Fortunately, we also know that good exists.  The very day of those awful murders, I watched on television as some children were able to smile a bit, play with each other, and reassure their own parents.  And for all the horror we have experienced, we have also been able, most of us, to be reminded the precious value of our family and children.  We have relearned something of community, and the fact that our neighbors, our nation, our humanity, still count in our hearts and minds.  Some good refuses to die, even in times like this.

I believe that God takes responsibility for evil, because it happens as a result of human free will.  We are allowed our freedom, and for that freedom to be real it must be allowed even when it leads to things like this.  No sermon here from me about how we could have prevented it, no lecture about how a deed here or a prayer there would have changed things  - we control some things, but none of us has that kind of power, however much we may wish we did.  God allows us to make choices of consequence, even when that consequence is terrible.  This is also why I believe there is a better place afterwards, where Time is something other than as we know it here, so that those children who went on ahead of their parents will be waiting for them as if it were mere moments they were apart.  God is good, and so has prepared a better resolution than the pain and torment we so often bring upon ourselves.  And it is that promise of reunion, and of safety in the permanent home which God offers to those parents whose pain would otherwise be impossible to bear.

I know some little bit.  When my daughter was an infant, on three occasions she fell ill with a very high fever which did not respond to medication.  The fact that she might be taken from us was a pain I do not like to remember, and I can only imagine how much worse the loss is for those families whose loss became their reality.  Platitudes and false hope are worthless in such a place and time, so I do not write these words casually, but with firm conviction and faith that my Lord will make solace known to these families.

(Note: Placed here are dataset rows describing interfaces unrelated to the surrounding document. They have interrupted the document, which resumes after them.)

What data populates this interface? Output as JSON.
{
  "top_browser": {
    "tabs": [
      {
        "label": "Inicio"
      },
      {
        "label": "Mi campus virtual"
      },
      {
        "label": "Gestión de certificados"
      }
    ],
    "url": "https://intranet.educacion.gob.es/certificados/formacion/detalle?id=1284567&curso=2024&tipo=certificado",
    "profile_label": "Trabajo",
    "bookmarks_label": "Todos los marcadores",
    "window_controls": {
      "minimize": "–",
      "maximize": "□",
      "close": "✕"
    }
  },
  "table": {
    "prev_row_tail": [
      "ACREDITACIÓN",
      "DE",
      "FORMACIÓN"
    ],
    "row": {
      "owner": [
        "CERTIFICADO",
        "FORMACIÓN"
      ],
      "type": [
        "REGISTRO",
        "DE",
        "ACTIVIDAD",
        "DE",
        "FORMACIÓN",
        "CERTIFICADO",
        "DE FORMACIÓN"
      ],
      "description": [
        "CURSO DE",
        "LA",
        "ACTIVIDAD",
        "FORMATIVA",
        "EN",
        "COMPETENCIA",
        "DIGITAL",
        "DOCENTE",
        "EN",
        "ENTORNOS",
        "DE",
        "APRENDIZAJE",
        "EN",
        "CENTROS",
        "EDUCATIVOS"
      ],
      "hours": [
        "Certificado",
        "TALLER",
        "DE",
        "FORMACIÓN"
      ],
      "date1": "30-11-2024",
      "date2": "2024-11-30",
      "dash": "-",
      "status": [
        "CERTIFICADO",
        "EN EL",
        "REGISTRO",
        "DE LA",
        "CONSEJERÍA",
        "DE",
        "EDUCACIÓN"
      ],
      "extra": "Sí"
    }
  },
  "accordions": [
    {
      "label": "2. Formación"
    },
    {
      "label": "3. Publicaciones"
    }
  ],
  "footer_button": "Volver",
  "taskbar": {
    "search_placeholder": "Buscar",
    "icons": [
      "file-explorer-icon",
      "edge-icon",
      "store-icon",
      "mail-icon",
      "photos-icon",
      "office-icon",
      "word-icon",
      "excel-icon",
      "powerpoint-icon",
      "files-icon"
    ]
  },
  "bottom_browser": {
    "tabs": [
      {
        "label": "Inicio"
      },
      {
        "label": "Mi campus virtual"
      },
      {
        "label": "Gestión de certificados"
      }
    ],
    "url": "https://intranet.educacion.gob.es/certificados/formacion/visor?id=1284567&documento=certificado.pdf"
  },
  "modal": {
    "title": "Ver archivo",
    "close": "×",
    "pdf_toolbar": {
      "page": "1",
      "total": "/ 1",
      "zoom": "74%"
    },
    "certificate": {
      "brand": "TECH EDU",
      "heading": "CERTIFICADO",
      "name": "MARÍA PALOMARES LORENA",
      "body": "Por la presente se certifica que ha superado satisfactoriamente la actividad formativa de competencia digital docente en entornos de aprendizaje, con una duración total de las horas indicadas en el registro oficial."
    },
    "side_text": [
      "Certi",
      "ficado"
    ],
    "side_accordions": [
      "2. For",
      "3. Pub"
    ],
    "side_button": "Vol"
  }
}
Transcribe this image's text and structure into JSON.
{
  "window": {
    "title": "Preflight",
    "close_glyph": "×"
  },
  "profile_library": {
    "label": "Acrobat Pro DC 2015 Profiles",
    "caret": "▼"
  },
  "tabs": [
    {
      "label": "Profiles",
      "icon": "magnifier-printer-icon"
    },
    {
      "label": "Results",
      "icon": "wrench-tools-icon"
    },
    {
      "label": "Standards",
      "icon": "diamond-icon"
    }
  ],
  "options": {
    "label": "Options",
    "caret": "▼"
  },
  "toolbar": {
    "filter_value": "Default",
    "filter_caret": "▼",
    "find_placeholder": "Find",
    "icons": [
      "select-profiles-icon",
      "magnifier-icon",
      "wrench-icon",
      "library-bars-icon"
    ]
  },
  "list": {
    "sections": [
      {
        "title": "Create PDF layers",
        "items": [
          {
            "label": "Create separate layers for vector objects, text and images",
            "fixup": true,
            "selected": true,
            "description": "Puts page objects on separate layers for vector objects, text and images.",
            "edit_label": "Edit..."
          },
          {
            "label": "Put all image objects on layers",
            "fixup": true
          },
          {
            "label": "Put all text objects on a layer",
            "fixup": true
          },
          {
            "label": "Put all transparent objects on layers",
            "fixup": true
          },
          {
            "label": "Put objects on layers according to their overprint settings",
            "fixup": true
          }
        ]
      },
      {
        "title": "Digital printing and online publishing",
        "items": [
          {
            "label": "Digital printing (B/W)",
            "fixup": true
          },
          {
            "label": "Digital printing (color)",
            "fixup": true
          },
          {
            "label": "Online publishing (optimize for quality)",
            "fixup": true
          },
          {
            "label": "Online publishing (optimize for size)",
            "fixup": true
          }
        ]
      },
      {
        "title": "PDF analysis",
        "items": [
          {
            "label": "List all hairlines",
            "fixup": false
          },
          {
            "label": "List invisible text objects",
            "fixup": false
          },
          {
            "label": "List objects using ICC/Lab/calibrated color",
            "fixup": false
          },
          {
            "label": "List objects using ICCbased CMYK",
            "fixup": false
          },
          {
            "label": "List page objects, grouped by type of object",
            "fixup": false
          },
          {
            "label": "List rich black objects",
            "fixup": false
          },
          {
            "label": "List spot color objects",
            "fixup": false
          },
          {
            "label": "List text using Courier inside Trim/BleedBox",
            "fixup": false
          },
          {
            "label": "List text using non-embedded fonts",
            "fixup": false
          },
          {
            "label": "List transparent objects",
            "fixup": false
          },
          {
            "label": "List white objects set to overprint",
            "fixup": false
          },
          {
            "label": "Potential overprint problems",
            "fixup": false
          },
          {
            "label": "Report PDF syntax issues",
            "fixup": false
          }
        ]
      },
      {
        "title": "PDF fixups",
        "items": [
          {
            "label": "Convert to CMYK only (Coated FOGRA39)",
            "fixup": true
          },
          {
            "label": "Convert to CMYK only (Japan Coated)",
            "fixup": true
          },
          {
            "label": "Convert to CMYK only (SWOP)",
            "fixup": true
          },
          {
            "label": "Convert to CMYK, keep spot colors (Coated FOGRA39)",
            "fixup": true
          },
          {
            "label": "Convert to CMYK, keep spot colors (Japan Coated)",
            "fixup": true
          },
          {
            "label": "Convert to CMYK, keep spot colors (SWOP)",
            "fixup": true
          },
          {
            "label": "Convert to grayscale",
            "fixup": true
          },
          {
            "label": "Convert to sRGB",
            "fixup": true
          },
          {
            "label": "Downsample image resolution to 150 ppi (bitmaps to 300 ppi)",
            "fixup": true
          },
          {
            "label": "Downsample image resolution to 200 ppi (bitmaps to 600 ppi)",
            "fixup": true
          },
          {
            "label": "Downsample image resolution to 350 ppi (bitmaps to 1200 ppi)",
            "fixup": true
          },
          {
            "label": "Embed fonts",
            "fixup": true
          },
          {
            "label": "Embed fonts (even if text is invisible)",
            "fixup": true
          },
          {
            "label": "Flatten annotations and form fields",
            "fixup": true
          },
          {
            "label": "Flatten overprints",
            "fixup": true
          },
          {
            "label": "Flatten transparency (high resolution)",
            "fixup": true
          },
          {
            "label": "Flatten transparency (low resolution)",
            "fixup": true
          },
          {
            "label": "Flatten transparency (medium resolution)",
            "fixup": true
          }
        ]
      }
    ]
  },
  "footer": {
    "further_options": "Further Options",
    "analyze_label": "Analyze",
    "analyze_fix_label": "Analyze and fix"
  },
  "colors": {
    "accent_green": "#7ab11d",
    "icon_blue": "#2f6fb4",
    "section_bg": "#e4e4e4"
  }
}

The strange thing about evil, is that it is like pain.  No one touched by it is pleased, but it passes, even if it is sharp and cruel in its moment.  But we must be there for those suffering from evil, just as we would for a friend in pain.  It may seem small, but in such times there is great value in being there for each other, meeting every need in whatever we can, whether we have the word or are silent, whether we think we understand or recognize something beyond our ken.

Believers know God is our father, but when facing evil we do well to remember we are family to each other, all of us.